Everyone agrees, open comments are the bane of the internet age. The recent case of Rhonda Lee, former TV meteorologist here in my neighborhood, brings up two distinct issues. Should you respond to comments on Facebook? And, yes, you can get fired for violating company policy on social media.
Like any good internet case, this one has plenty of plot turns. I'll take it from my P.O.V.
This morning, I see that KTBS has a lengthy Facebook post that begins:
Typically this station does not comment on personnel matters, but due to the publicity and interest about this issue, the station has included the following statement.
OK, you officially have my interest. Reading on (from the post):
On November 28, 2012, KTBS dismissed two employees for repeated viola
Unfortunately, television personalities have long been subject to harsh criticism and negative viewer comments about their appearance and performance. If harsh viewer comments are posted on the station’s official website, there is a specific procedure to follow.
Ms. Rhonda Lee was let go for repeatedly violating that procedure and after being warned multiple times of the consequences if her behavior continued. Rhonda Lee was not dismissed for her appearance or defending her appearance. She was fired for continuing to violate company procedure.
Attached was an email that had everyone's name blacked out except for Ms. Lee -- including the sender. Highlighed in the email was the statement:
"When you see complaints from viewers, it is best not to respond at all."
This was the basis of Lee's firing, according to the station. I can't say that works, and it sounds like advice from the Age of Cronkite when the mode of communication in the pre-social media days was broadcast -- one to many -- not interactive -- one to one.

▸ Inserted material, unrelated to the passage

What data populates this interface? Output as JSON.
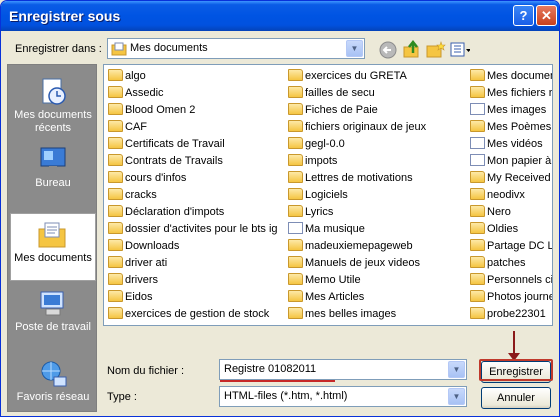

Let's accept the premise, however, that the "advice form national experts" is to not reply to comments. One of the viewers hits the nail on the head in comments on the post: "You should have never allowed that negative comment to stay on YOUR page!"
No one believes there is a right to leave derogatory comments online. A well curated page will delete them, and have a clearly stated policy to that effect so no one can then say you squelched free speech. You're free to say what you want on your page, not necessarily on mine.
Here's the bottom line: if a brand decides that not commenting is policy, what happens when the brand decides to comment?
On the one hand, KTBS honors the free exchange of the social media by bringing out its point of view and it has a right to say its piece. But is the station now fired for violating it's own policy -- after all, it has now commented. That was my first thought -- and not lost on the commenting public (and to the tune of 293 likes on that one).
If the goal was to put this to rest, that was a huge miscalculation. I follow the KTBS page and Twitter for news -- I had no clue this was going on until KTBS brought it to my attention. Nor did national outlets, for that matter, like Poynter. After 10 hours, the post is at 83 shares, 93 likes, but the real numbers are inside the comments, where 808 people have responded, and isolated comments have picked up north of 350 likes -- and mostly comments negative toward the station.
At this point, KTBS has to weather the storm and let the public have it's say. To it's credit, it is. Meanwhile, is a question worth asking -- what is the station's curation policy for its page? Why did an inflammatory comment linger?
And whoever drafted that email on the policy -- I can see some level of privacy for not revealing the rest of the news staff names (although, kinda silly since all their names were likely on the station's website and it just looks like you're hiding something) -- why did they feel the need to not stand behind it by blacking out their name? But left their title? So that took five seconds of Google to figure out who wrote it. How would any TV station respond to a government agency that did that?